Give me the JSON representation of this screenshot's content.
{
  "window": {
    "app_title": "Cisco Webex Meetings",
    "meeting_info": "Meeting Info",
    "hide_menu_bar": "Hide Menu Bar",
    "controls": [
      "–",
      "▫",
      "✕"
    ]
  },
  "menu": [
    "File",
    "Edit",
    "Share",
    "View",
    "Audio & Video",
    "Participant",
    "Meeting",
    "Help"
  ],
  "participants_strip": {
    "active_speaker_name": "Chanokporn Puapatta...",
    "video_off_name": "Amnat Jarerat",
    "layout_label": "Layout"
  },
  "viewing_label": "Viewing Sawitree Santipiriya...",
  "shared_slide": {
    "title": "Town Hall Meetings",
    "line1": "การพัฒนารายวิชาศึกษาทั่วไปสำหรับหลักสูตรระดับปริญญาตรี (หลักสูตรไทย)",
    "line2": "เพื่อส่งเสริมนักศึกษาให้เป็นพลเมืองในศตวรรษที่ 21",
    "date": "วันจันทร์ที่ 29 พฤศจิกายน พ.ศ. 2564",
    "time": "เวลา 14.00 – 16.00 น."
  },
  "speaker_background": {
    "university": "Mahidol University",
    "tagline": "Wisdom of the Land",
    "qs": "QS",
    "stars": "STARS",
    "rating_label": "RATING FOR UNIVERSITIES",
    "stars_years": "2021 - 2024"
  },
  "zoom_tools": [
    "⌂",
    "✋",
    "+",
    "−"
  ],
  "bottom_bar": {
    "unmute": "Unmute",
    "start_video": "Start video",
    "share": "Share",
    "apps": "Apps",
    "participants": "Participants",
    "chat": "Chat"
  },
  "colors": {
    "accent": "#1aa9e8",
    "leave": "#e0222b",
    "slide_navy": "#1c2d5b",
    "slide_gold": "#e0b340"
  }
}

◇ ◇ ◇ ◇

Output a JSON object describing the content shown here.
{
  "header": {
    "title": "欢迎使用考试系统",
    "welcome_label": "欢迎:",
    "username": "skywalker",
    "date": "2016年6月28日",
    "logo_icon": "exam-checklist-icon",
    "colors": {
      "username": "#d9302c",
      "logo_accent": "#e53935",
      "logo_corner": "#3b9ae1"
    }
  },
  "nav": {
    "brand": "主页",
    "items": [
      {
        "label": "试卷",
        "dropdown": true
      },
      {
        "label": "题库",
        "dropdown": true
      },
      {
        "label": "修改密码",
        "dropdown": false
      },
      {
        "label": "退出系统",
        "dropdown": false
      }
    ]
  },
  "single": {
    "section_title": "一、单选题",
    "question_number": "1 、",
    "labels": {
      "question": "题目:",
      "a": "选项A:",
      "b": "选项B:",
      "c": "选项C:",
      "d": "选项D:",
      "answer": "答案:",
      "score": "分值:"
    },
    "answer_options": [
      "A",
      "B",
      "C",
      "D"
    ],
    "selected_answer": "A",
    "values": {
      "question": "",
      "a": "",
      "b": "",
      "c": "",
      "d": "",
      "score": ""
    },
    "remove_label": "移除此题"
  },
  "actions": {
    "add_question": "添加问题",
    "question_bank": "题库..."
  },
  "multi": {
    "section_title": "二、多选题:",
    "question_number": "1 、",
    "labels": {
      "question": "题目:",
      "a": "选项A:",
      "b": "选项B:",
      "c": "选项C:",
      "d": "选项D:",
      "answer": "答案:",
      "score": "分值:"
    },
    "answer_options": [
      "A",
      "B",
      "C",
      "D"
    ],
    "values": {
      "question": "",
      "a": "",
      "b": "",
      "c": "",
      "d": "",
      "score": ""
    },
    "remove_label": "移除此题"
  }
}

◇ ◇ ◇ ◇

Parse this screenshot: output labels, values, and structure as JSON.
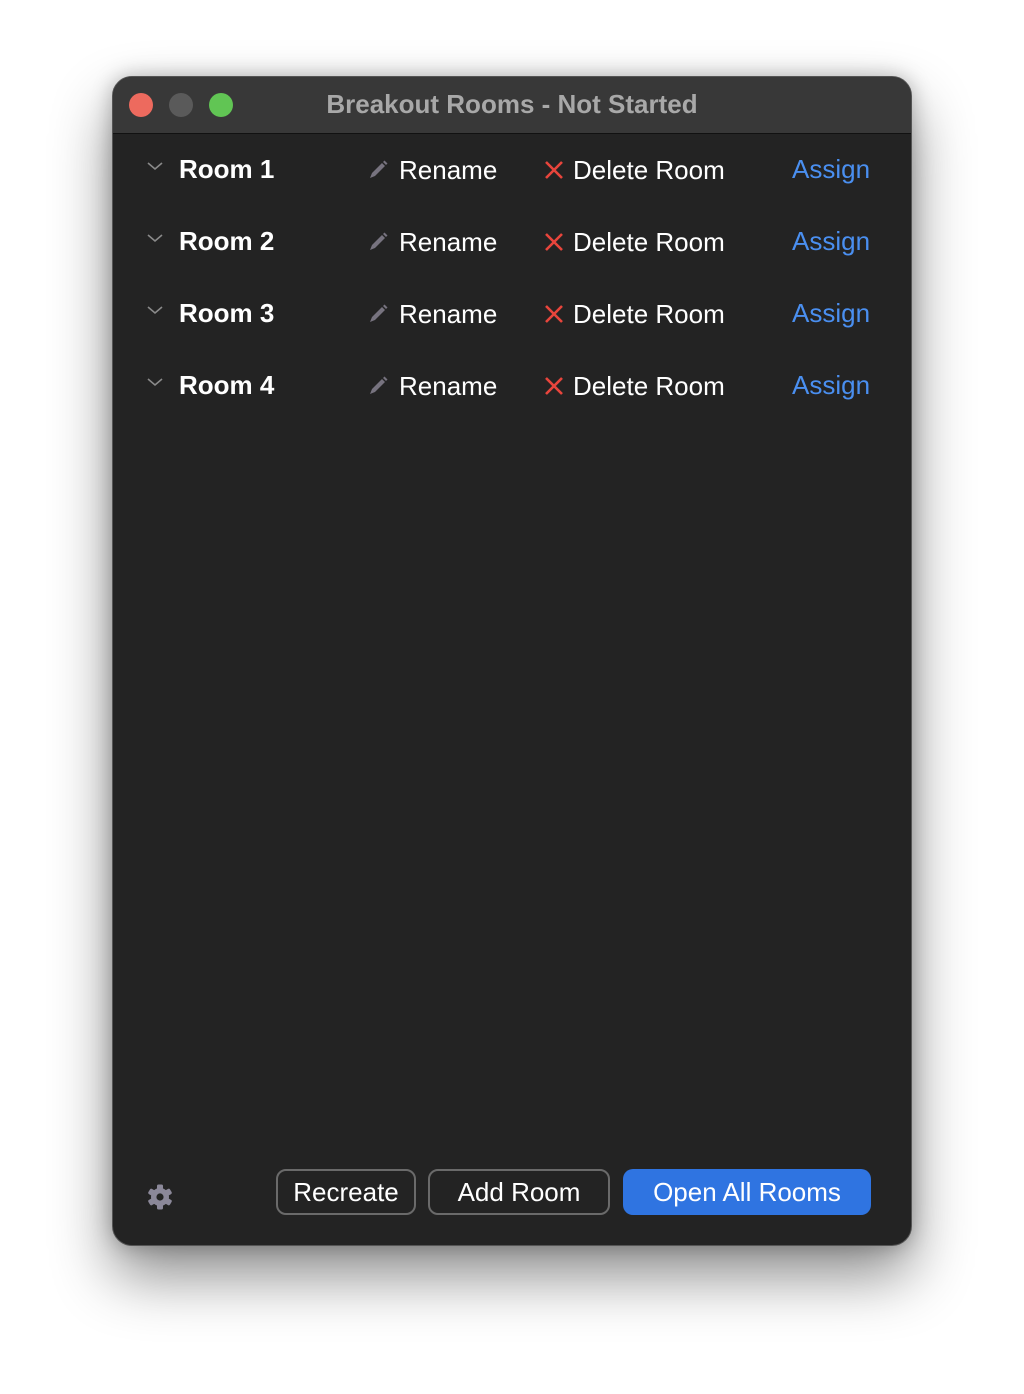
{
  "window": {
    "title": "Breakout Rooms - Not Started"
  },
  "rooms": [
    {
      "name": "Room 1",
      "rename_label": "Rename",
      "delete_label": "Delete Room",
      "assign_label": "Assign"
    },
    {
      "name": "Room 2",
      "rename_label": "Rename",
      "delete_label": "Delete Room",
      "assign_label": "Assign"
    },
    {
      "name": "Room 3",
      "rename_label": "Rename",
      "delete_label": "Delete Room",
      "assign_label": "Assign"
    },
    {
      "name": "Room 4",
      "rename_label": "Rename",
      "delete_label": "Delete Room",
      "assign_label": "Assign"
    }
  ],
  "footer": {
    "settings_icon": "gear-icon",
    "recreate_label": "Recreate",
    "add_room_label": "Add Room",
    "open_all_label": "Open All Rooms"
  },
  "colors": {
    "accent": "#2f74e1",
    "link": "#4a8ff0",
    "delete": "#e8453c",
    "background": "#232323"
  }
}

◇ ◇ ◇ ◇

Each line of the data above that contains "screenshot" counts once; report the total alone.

2